Do we really want to draw attention to ourselves?
For any public works employee experienced in presenting a controversial project or fielding service-related complaints, this is the question that eventually arises when contemplating the development of a public relations program. But upon further reflection, the answer has to be “yes” because in the end, citizens are not only customers but also owners.
The budgets of public works departments account for a significant portion of tax dollars, and the services these departments deliver affect the lives of citizens on a daily basis. People deserve to know where their money goes and delivering services is easier if citizens understand the policies and priorities.
Also, when it comes to acceptance of proposed projects or services, the public is more educated today and less likely to just accept that government knows what is good for them. Successful implementation and execution requires “buy-in” from the community.
In April, PUBLIC WORKS magazine conducted an exclusive survey of its readers to find out how public works departments market themselves to their communities. The majority of survey respondents must have decided that “drawing attention” is the right thing to do because 69% indicated they are actively marketing their department to their community. And of all the cities reaching out, 63% have a public relations department to help in this effort.

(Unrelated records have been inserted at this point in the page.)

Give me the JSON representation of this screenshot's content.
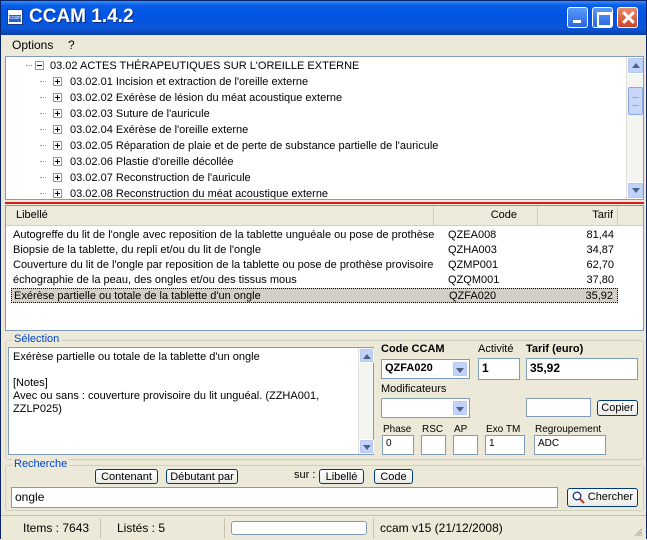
{
  "window": {
    "title": "CCAM 1.4.2",
    "app_icon_text": "ccam"
  },
  "menu": {
    "items": [
      "Options",
      "?"
    ]
  },
  "tree": {
    "parent": {
      "label": "03.02 ACTES THÉRAPEUTIQUES SUR L'OREILLE EXTERNE",
      "expanded": true
    },
    "children": [
      "03.02.01 Incision et extraction de l'oreille externe",
      "03.02.02 Exérèse de lésion du méat acoustique externe",
      "03.02.03 Suture de l'auricule",
      "03.02.04 Exérèse de l'oreille externe",
      "03.02.05 Réparation de plaie et de perte de substance partielle de l'auricule",
      "03.02.06 Plastie d'oreille décollée",
      "03.02.07 Reconstruction de l'auricule",
      "03.02.08 Reconstruction du méat acoustique externe"
    ]
  },
  "results": {
    "columns": [
      "Libellé",
      "Code",
      "Tarif"
    ],
    "rows": [
      {
        "libelle": "Autogreffe du lit de l'ongle avec reposition de la tablette unguéale ou pose de prothèse",
        "code": "QZEA008",
        "tarif": "81,44",
        "selected": false
      },
      {
        "libelle": "Biopsie de la tablette, du repli et/ou du lit de l'ongle",
        "code": "QZHA003",
        "tarif": "34,87",
        "selected": false
      },
      {
        "libelle": "Couverture du lit de l'ongle par reposition de la tablette ou pose de prothèse provisoire",
        "code": "QZMP001",
        "tarif": "62,70",
        "selected": false
      },
      {
        "libelle": "échographie de la peau, des ongles et/ou des tissus mous",
        "code": "QZQM001",
        "tarif": "37,80",
        "selected": false
      },
      {
        "libelle": "Exérèse partielle ou totale de la tablette d'un ongle",
        "code": "QZFA020",
        "tarif": "35,92",
        "selected": true
      }
    ]
  },
  "selection": {
    "group_title": "Sélection",
    "description": "Exérèse partielle ou totale de la tablette d'un ongle\n\n[Notes]\nAvec ou sans : couverture provisoire du lit unguéal. (ZZHA001, ZZLP025)",
    "code_label": "Code CCAM",
    "code_value": "QZFA020",
    "activite_label": "Activité",
    "activite_value": "1",
    "tarif_label": "Tarif (euro)",
    "tarif_value": "35,92",
    "modificateurs_label": "Modificateurs",
    "modificateurs_value": "",
    "extra_value": "",
    "copier_label": "Copier",
    "phase_label": "Phase",
    "phase_value": "0",
    "rsc_label": "RSC",
    "rsc_value": "",
    "ap_label": "AP",
    "ap_value": "",
    "exotm_label": "Exo TM",
    "exotm_value": "1",
    "regroupement_label": "Regroupement",
    "regroupement_value": "ADC"
  },
  "search": {
    "group_title": "Recherche",
    "contenant_label": "Contenant",
    "debutant_label": "Débutant par",
    "sur_label": "sur :",
    "libelle_label": "Libellé",
    "code_label": "Code",
    "query": "ongle",
    "search_button": "Chercher"
  },
  "status": {
    "items": "Items : 7643",
    "listes": "Listés : 5",
    "version": "ccam v15 (21/12/2008)",
    "progress": 0
  }
}
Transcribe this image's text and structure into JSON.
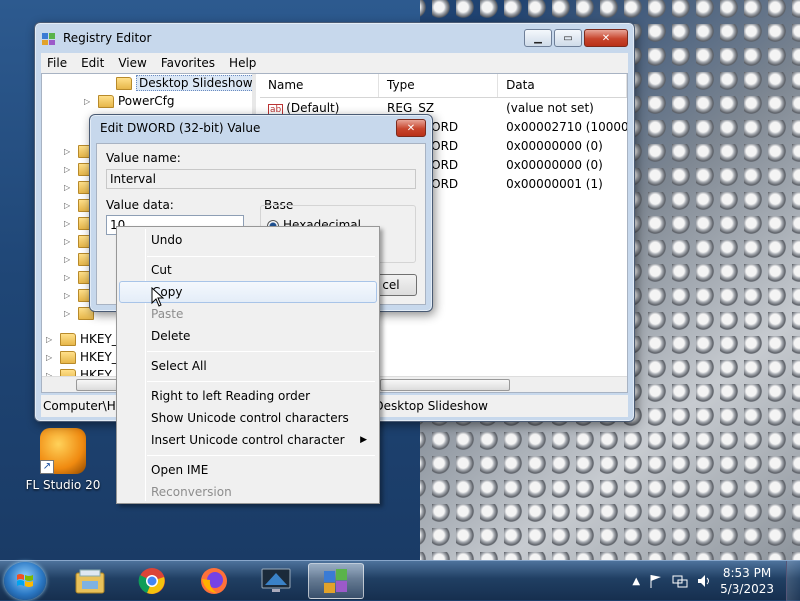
{
  "regedit": {
    "title": "Registry Editor",
    "menu": [
      "File",
      "Edit",
      "View",
      "Favorites",
      "Help"
    ],
    "tree": {
      "selected": "Desktop Slideshow",
      "items": [
        "PowerCfg"
      ],
      "hives": [
        "HKEY_",
        "HKEY_",
        "HKEY_("
      ]
    },
    "columns": [
      "Name",
      "Type",
      "Data"
    ],
    "rows": [
      {
        "name": "(Default)",
        "type": "REG_SZ",
        "data": "(value not set)"
      },
      {
        "name": "",
        "type": "ORD",
        "data": "0x00002710 (10000)"
      },
      {
        "name": "",
        "type": "ORD",
        "data": "0x00000000 (0)"
      },
      {
        "name": "",
        "type": "ORD",
        "data": "0x00000000 (0)"
      },
      {
        "name": "",
        "type": "ORD",
        "data": "0x00000001 (1)"
      }
    ],
    "status_left": "Computer\\HK",
    "status_right": "\\Desktop Slideshow"
  },
  "dialog": {
    "title": "Edit DWORD (32-bit) Value",
    "value_name_label": "Value name:",
    "value_name": "Interval",
    "value_data_label": "Value data:",
    "value_data": "10",
    "base_label": "Base",
    "base_option": "Hexadecimal",
    "cancel_partial": "cel"
  },
  "context_menu": {
    "items": [
      {
        "label": "Undo",
        "disabled": false
      },
      {
        "label": "Cut",
        "disabled": false
      },
      {
        "label": "Copy",
        "disabled": false
      },
      {
        "label": "Paste",
        "disabled": true
      },
      {
        "label": "Delete",
        "disabled": false
      },
      {
        "label": "Select All",
        "disabled": false
      },
      {
        "label": "Right to left Reading order",
        "disabled": false
      },
      {
        "label": "Show Unicode control characters",
        "disabled": false
      },
      {
        "label": "Insert Unicode control character",
        "disabled": false
      },
      {
        "label": "Open IME",
        "disabled": false
      },
      {
        "label": "Reconversion",
        "disabled": true
      }
    ]
  },
  "desktop": {
    "icons": [
      "FL Studio 20"
    ]
  },
  "taskbar": {
    "apps": [
      "file-explorer-icon",
      "chrome-icon",
      "firefox-icon",
      "remote-desktop-icon",
      "registry-editor-icon"
    ],
    "time": "8:53 PM",
    "date": "5/3/2023"
  },
  "colors": {
    "accent": "#2b78c4",
    "menu_hover": "#e4edf8"
  }
}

For the remaining 31% of respondents that lack a marketing program, the primary reasons given for not implementing a public relations campaign are insufficient funding and personnel—not surprising when many departments barely have the resources necessary to deliver essential services. There were some communities that did not feel a need to promote their departments or had never thought about developing marketing programs. Some also felt a lack of interest and support from elected officials.Getting the Word Out
How do public works departments get the word out? Of all respondents using printed marketing materials, 73% distributed brochures, 60% issued newsletters, 60% were featured in a newspaper story or ad, 48% developed handouts, 29% used door hangers, and 23% printed calendars. Most either developed the materials with in-house staff or their staff worked with a commercial designer or printer. The most popular methods of distribution were mailing/hand delivering to citizens and making the materials available for pickup at public locations.
The city of Indianapolis—with a population of approximately 800,000—uses a full spectrum of marketing tools and has developed a brochure to promote their public works department. “Each tool has definite benefits and is useful in different situations and circumstances,” said Margie Smith-Simmons, public information officer for the department of public works in Indianapolis. “However, the promotional brochure is definitely our best piece and provides a great overview of the essential and most requested neighborhood services.”
Indianapolis also distributes an electronic newsletter, water bill inserts promoting new initiatives and public works programs, and topic-specific brochures covering issues related to flood control, winter weather, ozone awareness, downspout disconnection, and sump pumps.
Farther south, the city of North Miami Beach, Fla., has chosen to use the mandated consumer confidence report distribution as an opportunity to reach out to citizens and provide, not only the data required by the U.S. Environmental Protection Agency, but also public works-related information. Using a calendar-based or datebook format, the city produces a high-quality publication with interesting graphics to educate the community about the water cycle, water quality and conservation, department awards, services, proposed projects, and water-related facts.